━━━ Dataset content

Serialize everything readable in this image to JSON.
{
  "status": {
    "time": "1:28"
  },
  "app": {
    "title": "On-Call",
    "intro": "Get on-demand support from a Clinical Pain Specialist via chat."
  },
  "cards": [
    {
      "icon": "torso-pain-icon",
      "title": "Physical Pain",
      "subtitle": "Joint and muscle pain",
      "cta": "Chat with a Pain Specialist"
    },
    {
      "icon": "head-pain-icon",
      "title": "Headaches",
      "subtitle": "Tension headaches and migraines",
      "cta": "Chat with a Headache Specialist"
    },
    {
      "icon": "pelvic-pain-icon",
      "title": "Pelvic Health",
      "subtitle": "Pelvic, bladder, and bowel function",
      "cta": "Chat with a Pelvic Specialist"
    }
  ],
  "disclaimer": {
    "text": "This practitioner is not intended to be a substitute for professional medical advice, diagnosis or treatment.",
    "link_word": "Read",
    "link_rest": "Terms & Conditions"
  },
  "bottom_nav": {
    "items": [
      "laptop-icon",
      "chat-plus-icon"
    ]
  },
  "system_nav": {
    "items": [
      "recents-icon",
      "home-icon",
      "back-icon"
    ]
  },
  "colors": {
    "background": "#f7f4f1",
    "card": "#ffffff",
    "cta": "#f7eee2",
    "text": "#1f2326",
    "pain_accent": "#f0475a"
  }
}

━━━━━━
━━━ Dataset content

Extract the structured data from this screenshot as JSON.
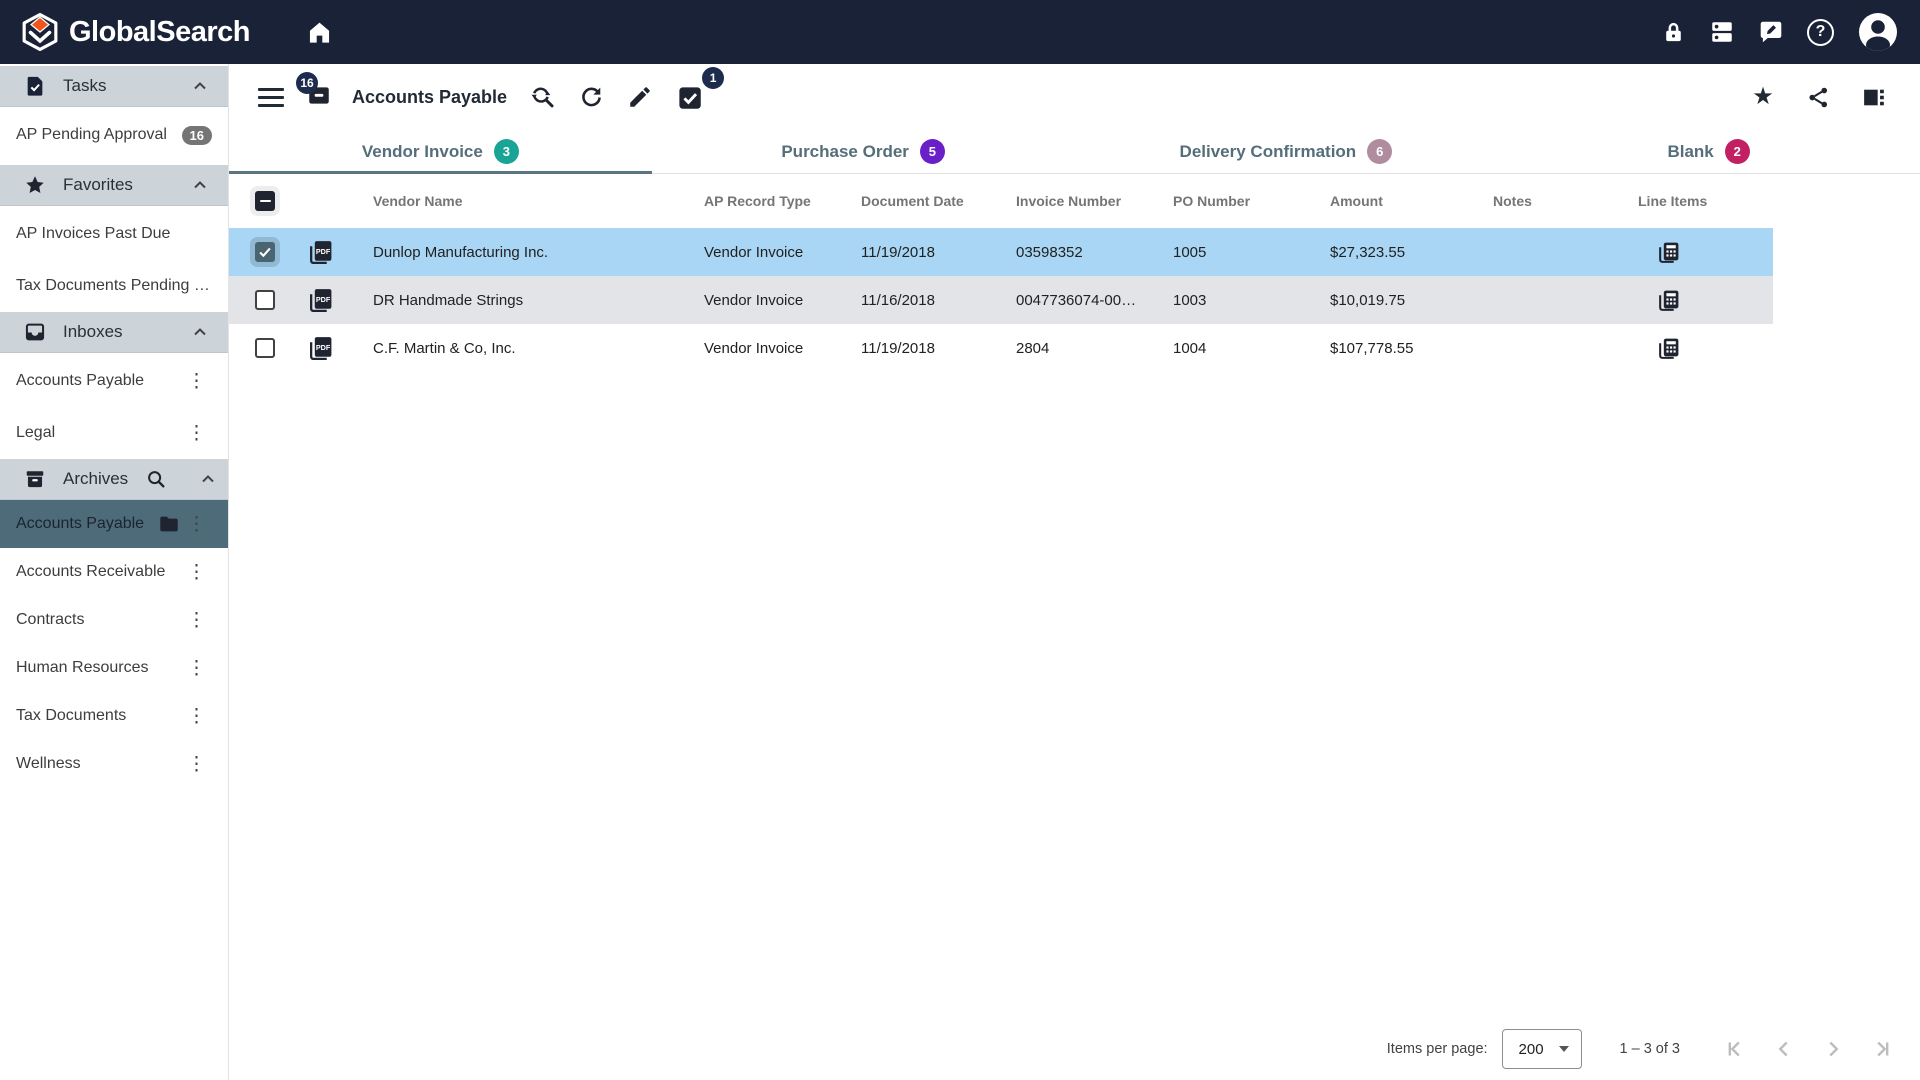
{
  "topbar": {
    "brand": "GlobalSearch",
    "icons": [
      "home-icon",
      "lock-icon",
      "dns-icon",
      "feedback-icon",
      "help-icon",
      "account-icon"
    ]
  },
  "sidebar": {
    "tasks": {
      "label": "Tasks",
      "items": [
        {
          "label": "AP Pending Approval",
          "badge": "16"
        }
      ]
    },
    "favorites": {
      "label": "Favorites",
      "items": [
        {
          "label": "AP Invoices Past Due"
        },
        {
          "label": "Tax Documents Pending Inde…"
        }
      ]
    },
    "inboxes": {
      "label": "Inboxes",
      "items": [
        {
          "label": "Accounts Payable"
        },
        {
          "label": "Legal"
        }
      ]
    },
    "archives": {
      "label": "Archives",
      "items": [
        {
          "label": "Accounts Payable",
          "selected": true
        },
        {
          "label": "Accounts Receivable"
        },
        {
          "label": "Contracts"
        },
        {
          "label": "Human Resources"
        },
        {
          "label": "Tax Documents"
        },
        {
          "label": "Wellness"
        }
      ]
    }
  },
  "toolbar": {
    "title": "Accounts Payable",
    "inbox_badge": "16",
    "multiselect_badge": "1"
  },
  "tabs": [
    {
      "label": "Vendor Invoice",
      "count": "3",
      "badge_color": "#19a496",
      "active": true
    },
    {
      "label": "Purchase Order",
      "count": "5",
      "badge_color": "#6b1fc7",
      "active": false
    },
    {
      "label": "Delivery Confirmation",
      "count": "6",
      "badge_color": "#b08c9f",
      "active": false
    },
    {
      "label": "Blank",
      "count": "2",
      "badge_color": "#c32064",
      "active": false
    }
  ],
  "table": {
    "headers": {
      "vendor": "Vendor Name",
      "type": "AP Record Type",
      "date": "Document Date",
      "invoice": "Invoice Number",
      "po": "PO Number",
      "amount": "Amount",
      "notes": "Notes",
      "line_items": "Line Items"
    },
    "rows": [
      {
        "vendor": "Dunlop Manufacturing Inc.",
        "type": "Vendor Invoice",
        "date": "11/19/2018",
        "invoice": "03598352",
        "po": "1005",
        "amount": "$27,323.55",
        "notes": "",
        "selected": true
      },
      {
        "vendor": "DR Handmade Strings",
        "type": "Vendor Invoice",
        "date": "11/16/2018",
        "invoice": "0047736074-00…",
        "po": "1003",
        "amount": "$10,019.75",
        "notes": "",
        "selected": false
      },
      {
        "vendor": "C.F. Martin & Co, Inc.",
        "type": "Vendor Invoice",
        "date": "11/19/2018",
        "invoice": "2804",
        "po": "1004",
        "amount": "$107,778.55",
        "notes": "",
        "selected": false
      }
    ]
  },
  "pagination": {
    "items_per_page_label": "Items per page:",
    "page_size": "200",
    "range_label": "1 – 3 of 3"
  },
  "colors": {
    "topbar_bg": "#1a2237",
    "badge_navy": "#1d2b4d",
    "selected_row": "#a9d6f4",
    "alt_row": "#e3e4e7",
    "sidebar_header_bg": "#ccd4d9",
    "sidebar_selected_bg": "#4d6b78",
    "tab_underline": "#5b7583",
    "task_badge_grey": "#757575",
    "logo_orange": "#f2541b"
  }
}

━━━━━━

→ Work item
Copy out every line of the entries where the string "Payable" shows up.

→ Completed task
          "label": "Accounts Payable"
          "label": "Accounts Payable",
    "title": "Accounts Payable",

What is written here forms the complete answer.